(Problem): Using the data below, return all lines in which "plot" appears.

(Data excerpts):

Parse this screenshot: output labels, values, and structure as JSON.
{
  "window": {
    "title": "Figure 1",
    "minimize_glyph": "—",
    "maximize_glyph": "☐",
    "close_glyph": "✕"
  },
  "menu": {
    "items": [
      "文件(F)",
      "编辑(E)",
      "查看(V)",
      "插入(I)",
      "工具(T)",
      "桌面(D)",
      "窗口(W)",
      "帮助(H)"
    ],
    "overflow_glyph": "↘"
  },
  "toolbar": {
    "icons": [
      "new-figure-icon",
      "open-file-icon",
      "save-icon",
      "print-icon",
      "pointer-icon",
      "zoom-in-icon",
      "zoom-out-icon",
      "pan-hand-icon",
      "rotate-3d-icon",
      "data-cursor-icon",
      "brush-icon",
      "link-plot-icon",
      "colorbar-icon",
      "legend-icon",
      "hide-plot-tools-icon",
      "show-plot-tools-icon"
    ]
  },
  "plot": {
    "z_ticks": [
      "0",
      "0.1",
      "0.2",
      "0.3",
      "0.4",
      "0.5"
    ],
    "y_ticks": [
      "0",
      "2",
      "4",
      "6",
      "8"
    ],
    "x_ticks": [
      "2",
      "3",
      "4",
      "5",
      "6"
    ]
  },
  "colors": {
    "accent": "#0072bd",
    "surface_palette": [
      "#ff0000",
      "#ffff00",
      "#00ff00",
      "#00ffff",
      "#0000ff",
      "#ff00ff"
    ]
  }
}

(Problem solution):
      "link-plot-icon",
      "hide-plot-tools-icon",
      "show-plot-tools-icon"
  "plot": {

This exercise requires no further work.